INSTRUCTIONS TO FOLLOW:
Go through the material below and copy each line where the word "pxBlockToInsert" appears.

RECORD EXTRACTS:
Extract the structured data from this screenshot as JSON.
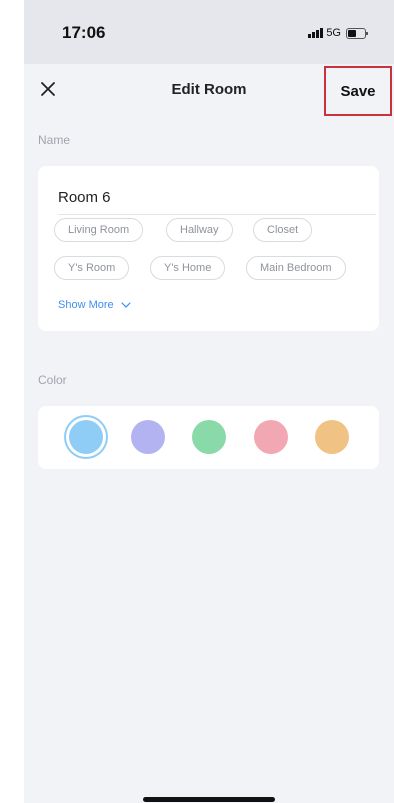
{
  "status_bar": {
    "time": "17:06",
    "network": "5G"
  },
  "header": {
    "title": "Edit Room",
    "save_label": "Save"
  },
  "name_section": {
    "label": "Name",
    "input_value": "Room 6",
    "suggestions": [
      "Living Room",
      "Hallway",
      "Closet",
      "Y's Room",
      "Y's Home",
      "Main Bedroom"
    ],
    "show_more_label": "Show More"
  },
  "color_section": {
    "label": "Color",
    "colors": [
      "#8fcdf7",
      "#b3b3f2",
      "#8ad9a8",
      "#f2a8b3",
      "#f0c283"
    ],
    "selected_index": 0
  }
}
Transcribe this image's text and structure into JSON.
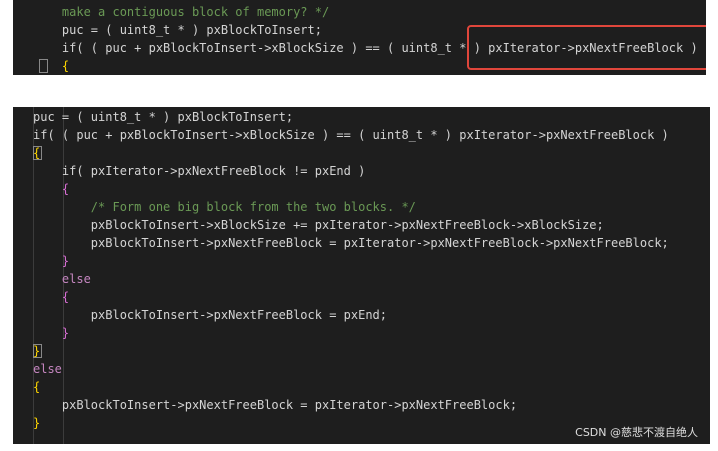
{
  "top_snippet": {
    "lines": [
      "    make a contiguous block of memory? */",
      "    puc = ( uint8_t * ) pxBlockToInsert;",
      "    if( ( puc + pxBlockToInsert->xBlockSize ) == ( uint8_t * ) pxIterator->pxNextFreeBlock )",
      "    {"
    ]
  },
  "bottom_snippet": {
    "lines": [
      "puc = ( uint8_t * ) pxBlockToInsert;",
      "if( ( puc + pxBlockToInsert->xBlockSize ) == ( uint8_t * ) pxIterator->pxNextFreeBlock )",
      "{",
      "    if( pxIterator->pxNextFreeBlock != pxEnd )",
      "    {",
      "        /* Form one big block from the two blocks. */",
      "        pxBlockToInsert->xBlockSize += pxIterator->pxNextFreeBlock->xBlockSize;",
      "        pxBlockToInsert->pxNextFreeBlock = pxIterator->pxNextFreeBlock->pxNextFreeBlock;",
      "    }",
      "    else",
      "    {",
      "        pxBlockToInsert->pxNextFreeBlock = pxEnd;",
      "    }",
      "}",
      "else",
      "{",
      "    pxBlockToInsert->pxNextFreeBlock = pxIterator->pxNextFreeBlock;",
      "}"
    ]
  },
  "annotation": {
    "color": "#e0463b"
  },
  "watermark": "CSDN @慈悲不渡自绝人"
}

YOUR SOLUTION:
      "    puc = ( uint8_t * ) pxBlockToInsert;",
      "    if( ( puc + pxBlockToInsert->xBlockSize ) == ( uint8_t * ) pxIterator->pxNextFreeBlock )",
      "puc = ( uint8_t * ) pxBlockToInsert;",
      "if( ( puc + pxBlockToInsert->xBlockSize ) == ( uint8_t * ) pxIterator->pxNextFreeBlock )",
      "        pxBlockToInsert->xBlockSize += pxIterator->pxNextFreeBlock->xBlockSize;",
      "        pxBlockToInsert->pxNextFreeBlock = pxIterator->pxNextFreeBlock->pxNextFreeBlock;",
      "        pxBlockToInsert->pxNextFreeBlock = pxEnd;",
      "    pxBlockToInsert->pxNextFreeBlock = pxIterator->pxNextFreeBlock;",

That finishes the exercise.